With all that’s been written about the motivational forces behind decision making, I’ve read very little that addresses one of the more foundational drivers of action in our lives: curiosity.
This came to my attention recently, walking down Chicago’s Magnificent Mile, when I spotted a QR code sitting in a window. The code had nothing near it — no copy, labels, descriptions — nothing. All I knew was that it had been posted by the department store in which it was housed.
“Interesting,” I thought, and kept on walking.
But walking away wasn’t easy. It felt as if there was a lasso around my ankles dragging me back to the code in order to find out what it offered.
I was curious.
So after a few steps, I turned around, went back, and scanned it. The sense of relief that came after satisfying my curiosity was massive.
A Strong Emotion
The point I’m trying to make has nothing at all to do with QR codes. It has everything to do with the important role that curiosity plays in our everyday decision making.
If something appears important and worthy of attention, but little information is provided about it, we feel an intellectual void that needs to be filled and satiated.
Perhaps it’s a survival mechanism of sorts, or an innate desire for spontaneity in our lives.
And curiosity is everywhere. Why do traffic jams occur on one side of the highway when there’s an accident on the other side? Why do we “surf” the web, jumping aimlessly from link to link? Why do we sample gelato flavors and different flavors of olives (my current obsession)? Why do we look over our shoulder when we hear a loud voice? Because we’re curious.
With curiosity in hand, we increase the possibility that we’ll stumble onto something new and exciting.
Oh, The Irony
Despite all of this, we’re often taught to make our copy, content and user experience as clear and accessible as possible to those who consume and use them. But the curiosity effect goes against that entire notion: it involves less clarity and less information.
It doesn’t necessarily make things less transparent — it just puts things behind an easily-smashable, foggy pane of glass. It reduces communication to a simple clue or symbol, and leaves us wanting more. It makes things fun.

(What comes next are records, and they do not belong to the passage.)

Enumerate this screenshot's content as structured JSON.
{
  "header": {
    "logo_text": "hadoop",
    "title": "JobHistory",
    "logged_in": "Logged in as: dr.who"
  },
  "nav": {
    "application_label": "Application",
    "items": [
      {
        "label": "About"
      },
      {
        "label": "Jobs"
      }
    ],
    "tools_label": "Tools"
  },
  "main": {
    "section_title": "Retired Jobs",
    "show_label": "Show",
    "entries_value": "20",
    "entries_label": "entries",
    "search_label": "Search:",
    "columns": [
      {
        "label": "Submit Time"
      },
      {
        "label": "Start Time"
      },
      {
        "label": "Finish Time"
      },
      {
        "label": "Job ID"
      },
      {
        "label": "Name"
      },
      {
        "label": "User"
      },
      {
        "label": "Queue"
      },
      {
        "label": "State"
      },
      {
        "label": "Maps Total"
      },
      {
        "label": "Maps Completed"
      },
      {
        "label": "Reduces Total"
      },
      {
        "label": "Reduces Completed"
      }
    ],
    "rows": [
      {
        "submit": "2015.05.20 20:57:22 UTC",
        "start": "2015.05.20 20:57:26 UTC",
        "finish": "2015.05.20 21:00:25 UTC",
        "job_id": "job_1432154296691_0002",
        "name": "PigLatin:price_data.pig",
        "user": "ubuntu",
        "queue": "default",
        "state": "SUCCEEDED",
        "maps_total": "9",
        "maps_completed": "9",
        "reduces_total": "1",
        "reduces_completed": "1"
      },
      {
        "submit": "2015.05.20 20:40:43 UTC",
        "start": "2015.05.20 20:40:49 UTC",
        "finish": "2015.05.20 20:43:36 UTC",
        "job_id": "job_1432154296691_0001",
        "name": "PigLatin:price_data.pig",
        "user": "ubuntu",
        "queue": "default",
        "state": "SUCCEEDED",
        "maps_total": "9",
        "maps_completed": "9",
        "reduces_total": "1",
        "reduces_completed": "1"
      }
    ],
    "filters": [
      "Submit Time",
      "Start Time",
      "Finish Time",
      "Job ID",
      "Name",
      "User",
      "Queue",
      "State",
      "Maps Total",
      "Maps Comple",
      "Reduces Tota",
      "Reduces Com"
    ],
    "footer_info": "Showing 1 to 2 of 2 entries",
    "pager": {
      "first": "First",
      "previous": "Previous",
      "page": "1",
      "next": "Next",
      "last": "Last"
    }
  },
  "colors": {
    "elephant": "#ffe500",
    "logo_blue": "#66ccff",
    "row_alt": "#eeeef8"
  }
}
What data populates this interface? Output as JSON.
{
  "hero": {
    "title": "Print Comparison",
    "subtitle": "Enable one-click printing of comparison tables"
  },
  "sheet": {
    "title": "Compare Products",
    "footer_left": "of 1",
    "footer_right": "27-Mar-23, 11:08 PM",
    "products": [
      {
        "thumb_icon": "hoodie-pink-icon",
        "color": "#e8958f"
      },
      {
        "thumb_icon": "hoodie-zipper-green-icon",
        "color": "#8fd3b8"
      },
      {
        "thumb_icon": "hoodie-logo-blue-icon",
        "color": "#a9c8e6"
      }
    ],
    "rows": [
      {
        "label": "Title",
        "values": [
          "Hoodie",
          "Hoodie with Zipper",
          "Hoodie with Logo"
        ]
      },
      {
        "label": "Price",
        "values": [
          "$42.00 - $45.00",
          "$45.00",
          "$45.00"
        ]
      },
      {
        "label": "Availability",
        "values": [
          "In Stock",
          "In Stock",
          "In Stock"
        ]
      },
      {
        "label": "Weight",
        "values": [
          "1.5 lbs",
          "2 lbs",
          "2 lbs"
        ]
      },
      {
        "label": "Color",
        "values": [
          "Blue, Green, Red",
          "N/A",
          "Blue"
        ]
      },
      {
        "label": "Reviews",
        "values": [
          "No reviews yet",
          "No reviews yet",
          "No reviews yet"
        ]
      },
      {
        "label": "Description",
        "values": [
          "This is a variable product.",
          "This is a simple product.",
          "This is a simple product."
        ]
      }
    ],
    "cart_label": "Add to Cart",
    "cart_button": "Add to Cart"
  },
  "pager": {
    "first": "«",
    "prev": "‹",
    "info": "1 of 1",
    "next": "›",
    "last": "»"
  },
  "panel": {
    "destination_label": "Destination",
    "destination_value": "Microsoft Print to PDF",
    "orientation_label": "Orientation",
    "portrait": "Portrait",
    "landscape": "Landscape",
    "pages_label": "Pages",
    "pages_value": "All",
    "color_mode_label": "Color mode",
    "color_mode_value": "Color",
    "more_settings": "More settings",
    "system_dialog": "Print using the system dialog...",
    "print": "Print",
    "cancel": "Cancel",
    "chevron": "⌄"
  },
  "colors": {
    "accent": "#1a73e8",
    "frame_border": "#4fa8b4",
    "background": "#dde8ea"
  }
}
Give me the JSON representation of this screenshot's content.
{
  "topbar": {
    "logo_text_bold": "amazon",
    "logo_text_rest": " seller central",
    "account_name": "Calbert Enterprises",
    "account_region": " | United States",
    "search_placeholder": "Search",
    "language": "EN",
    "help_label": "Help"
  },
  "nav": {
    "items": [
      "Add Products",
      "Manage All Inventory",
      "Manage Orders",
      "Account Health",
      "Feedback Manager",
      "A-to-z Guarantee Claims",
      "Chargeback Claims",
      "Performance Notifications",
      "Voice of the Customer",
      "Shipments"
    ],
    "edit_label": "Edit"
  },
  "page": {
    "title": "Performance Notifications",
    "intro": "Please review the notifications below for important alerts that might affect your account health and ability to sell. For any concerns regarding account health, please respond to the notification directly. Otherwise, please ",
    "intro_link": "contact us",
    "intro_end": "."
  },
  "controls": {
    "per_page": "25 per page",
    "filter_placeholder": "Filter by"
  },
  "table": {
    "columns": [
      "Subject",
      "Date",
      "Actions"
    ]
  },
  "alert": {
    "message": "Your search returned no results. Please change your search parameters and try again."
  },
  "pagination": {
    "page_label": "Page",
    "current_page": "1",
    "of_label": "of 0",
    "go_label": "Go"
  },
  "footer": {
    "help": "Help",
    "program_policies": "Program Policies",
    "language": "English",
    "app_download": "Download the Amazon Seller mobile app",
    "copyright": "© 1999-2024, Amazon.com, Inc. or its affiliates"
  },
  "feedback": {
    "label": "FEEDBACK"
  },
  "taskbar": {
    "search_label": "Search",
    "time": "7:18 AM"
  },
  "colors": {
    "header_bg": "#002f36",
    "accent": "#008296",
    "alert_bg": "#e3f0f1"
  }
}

And for an emotion as victimized as this one (“curiosity killed the cat” and the infamous “why?” stage in children), curiosity certainly plays an enormous role in our day-to-day actions. Perhaps it’s time we gave it the attention it deserves.
Share your thoughts in the comments below.